▶ **Work order**: All entries are to be retyped without alteration.

▶ **Data to examine**:
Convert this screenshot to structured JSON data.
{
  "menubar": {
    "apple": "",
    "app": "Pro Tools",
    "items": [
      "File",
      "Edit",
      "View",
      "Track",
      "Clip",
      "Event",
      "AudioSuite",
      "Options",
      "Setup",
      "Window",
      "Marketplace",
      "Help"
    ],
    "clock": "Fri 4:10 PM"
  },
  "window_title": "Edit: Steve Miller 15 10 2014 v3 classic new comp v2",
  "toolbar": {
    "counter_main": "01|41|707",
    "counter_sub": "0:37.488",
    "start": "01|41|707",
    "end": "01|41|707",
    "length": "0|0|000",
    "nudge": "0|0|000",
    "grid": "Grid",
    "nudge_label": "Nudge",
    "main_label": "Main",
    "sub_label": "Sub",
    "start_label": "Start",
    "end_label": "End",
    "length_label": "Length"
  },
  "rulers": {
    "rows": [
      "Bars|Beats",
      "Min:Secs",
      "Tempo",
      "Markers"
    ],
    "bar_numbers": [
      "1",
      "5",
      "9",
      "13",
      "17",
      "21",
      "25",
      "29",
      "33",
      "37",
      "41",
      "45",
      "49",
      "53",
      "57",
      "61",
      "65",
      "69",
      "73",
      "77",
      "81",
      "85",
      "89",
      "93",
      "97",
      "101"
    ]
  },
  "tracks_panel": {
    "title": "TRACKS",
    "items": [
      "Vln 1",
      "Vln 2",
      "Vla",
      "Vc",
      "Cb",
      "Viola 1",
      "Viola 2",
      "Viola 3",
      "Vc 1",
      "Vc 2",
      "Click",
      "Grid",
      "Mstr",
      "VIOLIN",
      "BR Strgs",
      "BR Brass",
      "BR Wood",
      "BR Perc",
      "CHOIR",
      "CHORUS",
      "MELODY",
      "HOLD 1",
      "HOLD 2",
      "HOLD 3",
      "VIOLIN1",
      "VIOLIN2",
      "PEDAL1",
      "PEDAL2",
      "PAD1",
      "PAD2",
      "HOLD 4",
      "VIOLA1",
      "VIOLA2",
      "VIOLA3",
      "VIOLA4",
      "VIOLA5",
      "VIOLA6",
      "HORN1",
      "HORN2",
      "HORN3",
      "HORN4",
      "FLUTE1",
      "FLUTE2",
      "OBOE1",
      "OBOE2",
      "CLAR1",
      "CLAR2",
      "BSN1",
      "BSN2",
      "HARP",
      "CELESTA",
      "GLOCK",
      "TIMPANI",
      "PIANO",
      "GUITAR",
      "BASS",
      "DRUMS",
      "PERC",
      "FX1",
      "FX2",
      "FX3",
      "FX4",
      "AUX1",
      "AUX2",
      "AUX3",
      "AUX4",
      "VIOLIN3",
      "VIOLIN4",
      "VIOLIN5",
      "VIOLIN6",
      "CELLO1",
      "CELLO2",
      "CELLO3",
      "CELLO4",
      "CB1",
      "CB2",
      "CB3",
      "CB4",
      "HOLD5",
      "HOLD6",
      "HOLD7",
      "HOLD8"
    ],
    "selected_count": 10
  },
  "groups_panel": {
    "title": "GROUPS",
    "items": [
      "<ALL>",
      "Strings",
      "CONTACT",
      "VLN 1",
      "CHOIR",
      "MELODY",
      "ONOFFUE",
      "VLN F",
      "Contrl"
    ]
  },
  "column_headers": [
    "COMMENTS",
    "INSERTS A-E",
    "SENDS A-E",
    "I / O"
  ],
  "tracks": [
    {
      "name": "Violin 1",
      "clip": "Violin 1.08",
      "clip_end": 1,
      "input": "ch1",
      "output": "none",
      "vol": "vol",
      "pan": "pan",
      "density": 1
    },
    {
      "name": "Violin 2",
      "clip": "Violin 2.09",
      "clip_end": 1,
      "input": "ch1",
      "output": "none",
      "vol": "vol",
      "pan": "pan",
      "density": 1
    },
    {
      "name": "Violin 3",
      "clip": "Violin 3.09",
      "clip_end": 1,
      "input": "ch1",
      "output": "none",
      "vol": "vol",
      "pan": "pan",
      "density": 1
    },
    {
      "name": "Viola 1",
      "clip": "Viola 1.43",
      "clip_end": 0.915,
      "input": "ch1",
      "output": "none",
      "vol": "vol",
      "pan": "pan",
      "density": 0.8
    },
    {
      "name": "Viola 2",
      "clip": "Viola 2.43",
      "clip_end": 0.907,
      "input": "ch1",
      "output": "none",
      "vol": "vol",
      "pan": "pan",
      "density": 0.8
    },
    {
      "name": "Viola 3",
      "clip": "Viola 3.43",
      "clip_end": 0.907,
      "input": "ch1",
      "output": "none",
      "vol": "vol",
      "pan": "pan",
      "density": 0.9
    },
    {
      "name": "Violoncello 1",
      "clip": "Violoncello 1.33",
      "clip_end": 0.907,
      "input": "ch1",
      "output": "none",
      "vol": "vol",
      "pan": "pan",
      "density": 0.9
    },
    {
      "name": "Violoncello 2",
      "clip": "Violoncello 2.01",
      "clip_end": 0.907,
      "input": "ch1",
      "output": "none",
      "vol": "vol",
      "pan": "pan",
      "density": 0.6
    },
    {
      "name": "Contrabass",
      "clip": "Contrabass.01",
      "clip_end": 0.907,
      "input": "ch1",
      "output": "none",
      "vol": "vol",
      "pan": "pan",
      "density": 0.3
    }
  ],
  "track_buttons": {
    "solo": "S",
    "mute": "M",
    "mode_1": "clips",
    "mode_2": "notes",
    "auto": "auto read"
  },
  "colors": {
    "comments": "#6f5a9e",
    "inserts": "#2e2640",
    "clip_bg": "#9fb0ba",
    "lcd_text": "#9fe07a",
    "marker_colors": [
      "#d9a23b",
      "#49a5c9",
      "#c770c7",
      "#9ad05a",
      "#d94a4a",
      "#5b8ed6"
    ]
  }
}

▶ **Written answer**:
Convert this screenshot to structured JSON data.
{
  "menubar": {
    "apple": "",
    "app": "Pro Tools",
    "items": [
      "File",
      "Edit",
      "View",
      "Track",
      "Clip",
      "Event",
      "AudioSuite",
      "Options",
      "Setup",
      "Window",
      "Marketplace",
      "Help"
    ],
    "clock": "Fri 4:10 PM"
  },
  "window_title": "Edit: Steve Miller 15 10 2014 v3 classic new comp v2",
  "toolbar": {
    "counter_main": "01|41|707",
    "counter_sub": "0:37.488",
    "start": "01|41|707",
    "end": "01|41|707",
    "length": "0|0|000",
    "nudge": "0|0|000",
    "grid": "Grid",
    "nudge_label": "Nudge",
    "main_label": "Main",
    "sub_label": "Sub",
    "start_label": "Start",
    "end_label": "End",
    "length_label": "Length"
  },
  "rulers": {
    "rows": [
      "Bars|Beats",
      "Min:Secs",
      "Tempo",
      "Markers"
    ],
    "bar_numbers": [
      "1",
      "5",
      "9",
      "13",
      "17",
      "21",
      "25",
      "29",
      "33",
      "37",
      "41",
      "45",
      "49",
      "53",
      "57",
      "61",
      "65",
      "69",
      "73",
      "77",
      "81",
      "85",
      "89",
      "93",
      "97",
      "101"
    ]
  },
  "tracks_panel": {
    "title": "TRACKS",
    "items": [
      "Vln 1",
      "Vln 2",
      "Vla",
      "Vc",
      "Cb",
      "Viola 1",
      "Viola 2",
      "Viola 3",
      "Vc 1",
      "Vc 2",
      "Click",
      "Grid",
      "Mstr",
      "VIOLIN",
      "BR Strgs",
      "BR Brass",
      "BR Wood",
      "BR Perc",
      "CHOIR",
      "CHORUS",
      "MELODY",
      "HOLD 1",
      "HOLD 2",
      "HOLD 3",
      "VIOLIN1",
      "VIOLIN2",
      "PEDAL1",
      "PEDAL2",
      "PAD1",
      "PAD2",
      "HOLD 4",
      "VIOLA1",
      "VIOLA2",
      "VIOLA3",
      "VIOLA4",
      "VIOLA5",
      "VIOLA6",
      "HORN1",
      "HORN2",
      "HORN3",
      "HORN4",
      "FLUTE1",
      "FLUTE2",
      "OBOE1",
      "OBOE2",
      "CLAR1",
      "CLAR2",
      "BSN1",
      "BSN2",
      "HARP",
      "CELESTA",
      "GLOCK",
      "TIMPANI",
      "PIANO",
      "GUITAR",
      "BASS",
      "DRUMS",
      "PERC",
      "FX1",
      "FX2",
      "FX3",
      "FX4",
      "AUX1",
      "AUX2",
      "AUX3",
      "AUX4",
      "VIOLIN3",
      "VIOLIN4",
      "VIOLIN5",
      "VIOLIN6",
      "CELLO1",
      "CELLO2",
      "CELLO3",
      "CELLO4",
      "CB1",
      "CB2",
      "CB3",
      "CB4",
      "HOLD5",
      "HOLD6",
      "HOLD7",
      "HOLD8"
    ],
    "selected_count": 10
  },
  "groups_panel": {
    "title": "GROUPS",
    "items": [
      "<ALL>",
      "Strings",
      "CONTACT",
      "VLN 1",
      "CHOIR",
      "MELODY",
      "ONOFFUE",
      "VLN F",
      "Contrl"
    ]
  },
  "column_headers": [
    "COMMENTS",
    "INSERTS A-E",
    "SENDS A-E",
    "I / O"
  ],
  "tracks": [
    {
      "name": "Violin 1",
      "clip": "Violin 1.08",
      "clip_end": 1,
      "input": "ch1",
      "output": "none",
      "vol": "vol",
      "pan": "pan",
      "density": 1
    },
    {
      "name": "Violin 2",
      "clip": "Violin 2.09",
      "clip_end": 1,
      "input": "ch1",
      "output": "none",
      "vol": "vol",
      "pan": "pan",
      "density": 1
    },
    {
      "name": "Violin 3",
      "clip": "Violin 3.09",
      "clip_end": 1,
      "input": "ch1",
      "output": "none",
      "vol": "vol",
      "pan": "pan",
      "density": 1
    },
    {
      "name": "Viola 1",
      "clip": "Viola 1.43",
      "clip_end": 0.915,
      "input": "ch1",
      "output": "none",
      "vol": "vol",
      "pan": "pan",
      "density": 0.8
    },
    {
      "name": "Viola 2",
      "clip": "Viola 2.43",
      "clip_end": 0.907,
      "input": "ch1",
      "output": "none",
      "vol": "vol",
      "pan": "pan",
      "density": 0.8
    },
    {
      "name": "Viola 3",
      "clip": "Viola 3.43",
      "clip_end": 0.907,
      "input": "ch1",
      "output": "none",
      "vol": "vol",
      "pan": "pan",
      "density": 0.9
    },
    {
      "name": "Violoncello 1",
      "clip": "Violoncello 1.33",
      "clip_end": 0.907,
      "input": "ch1",
      "output": "none",
      "vol": "vol",
      "pan": "pan",
      "density": 0.9
    },
    {
      "name": "Violoncello 2",
      "clip": "Violoncello 2.01",
      "clip_end": 0.907,
      "input": "ch1",
      "output": "none",
      "vol": "vol",
      "pan": "pan",
      "density": 0.6
    },
    {
      "name": "Contrabass",
      "clip": "Contrabass.01",
      "clip_end": 0.907,
      "input": "ch1",
      "output": "none",
      "vol": "vol",
      "pan": "pan",
      "density": 0.3
    }
  ],
  "track_buttons": {
    "solo": "S",
    "mute": "M",
    "mode_1": "clips",
    "mode_2": "notes",
    "auto": "auto read"
  },
  "colors": {
    "comments": "#6f5a9e",
    "inserts": "#2e2640",
    "clip_bg": "#9fb0ba",
    "lcd_text": "#9fe07a",
    "marker_colors": [
      "#d9a23b",
      "#49a5c9",
      "#c770c7",
      "#9ad05a",
      "#d94a4a",
      "#5b8ed6"
    ]
  }
}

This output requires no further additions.